REQUIRED ACTION:
Line by line, give the data again exactly as it appears, but without pictures.
EXERCISE MATERIALS Block Start
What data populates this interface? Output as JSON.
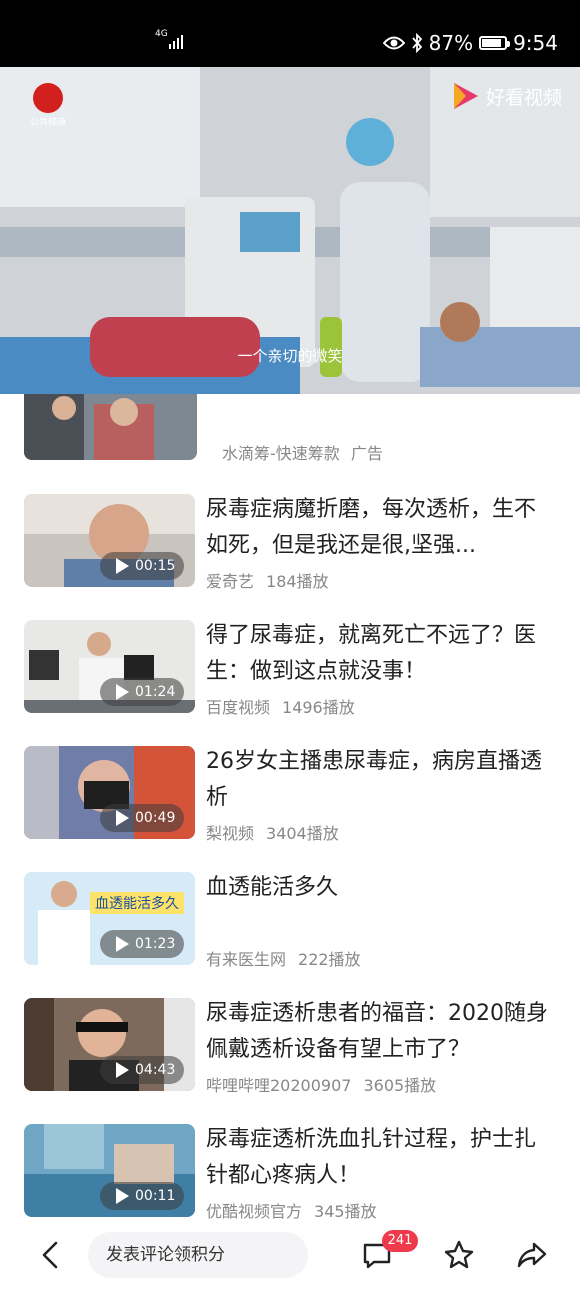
{
  "status": {
    "network": "4G",
    "battery": "87%",
    "time": "9:54",
    "battery_level": 0.87
  },
  "video": {
    "channel_label": "公共频道",
    "brand": "好看视频",
    "subtitle": "一个亲切的微笑"
  },
  "ad": {
    "source": "水滴筹-快速筹款",
    "tag": "广告"
  },
  "items": [
    {
      "title": "尿毒症病魔折磨，每次透析，生不如死，但是我还是很,坚强...",
      "source": "爱奇艺",
      "plays": "184播放",
      "duration": "00:15"
    },
    {
      "title": "得了尿毒症，就离死亡不远了？医生：做到这点就没事！",
      "source": "百度视频",
      "plays": "1496播放",
      "duration": "01:24"
    },
    {
      "title": "26岁女主播患尿毒症，病房直播透析",
      "source": "梨视频",
      "plays": "3404播放",
      "duration": "00:49"
    },
    {
      "title": "血透能活多久",
      "source": "有来医生网",
      "plays": "222播放",
      "duration": "01:23",
      "thumb_text": "血透能活多久"
    },
    {
      "title": "尿毒症透析患者的福音：2020随身佩戴透析设备有望上市了？",
      "source": "哔哩哔哩20200907",
      "plays": "3605播放",
      "duration": "04:43"
    },
    {
      "title": "尿毒症透析洗血扎针过程，护士扎针都心疼病人！",
      "source": "优酷视频官方",
      "plays": "345播放",
      "duration": "00:11"
    }
  ],
  "bottom": {
    "comment_placeholder": "发表评论领积分",
    "comment_count": "241"
  }
}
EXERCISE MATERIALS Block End
RESPONSE TO THE TASK:
What data populates this interface? Output as JSON.
{
  "status": {
    "network": "4G",
    "battery": "87%",
    "time": "9:54",
    "battery_level": 0.87
  },
  "video": {
    "channel_label": "公共频道",
    "brand": "好看视频",
    "subtitle": "一个亲切的微笑"
  },
  "ad": {
    "source": "水滴筹-快速筹款",
    "tag": "广告"
  },
  "items": [
    {
      "title": "尿毒症病魔折磨，每次透析，生不如死，但是我还是很,坚强...",
      "source": "爱奇艺",
      "plays": "184播放",
      "duration": "00:15"
    },
    {
      "title": "得了尿毒症，就离死亡不远了？医生：做到这点就没事！",
      "source": "百度视频",
      "plays": "1496播放",
      "duration": "01:24"
    },
    {
      "title": "26岁女主播患尿毒症，病房直播透析",
      "source": "梨视频",
      "plays": "3404播放",
      "duration": "00:49"
    },
    {
      "title": "血透能活多久",
      "source": "有来医生网",
      "plays": "222播放",
      "duration": "01:23",
      "thumb_text": "血透能活多久"
    },
    {
      "title": "尿毒症透析患者的福音：2020随身佩戴透析设备有望上市了？",
      "source": "哔哩哔哩20200907",
      "plays": "3605播放",
      "duration": "04:43"
    },
    {
      "title": "尿毒症透析洗血扎针过程，护士扎针都心疼病人！",
      "source": "优酷视频官方",
      "plays": "345播放",
      "duration": "00:11"
    }
  ],
  "bottom": {
    "comment_placeholder": "发表评论领积分",
    "comment_count": "241"
  }
}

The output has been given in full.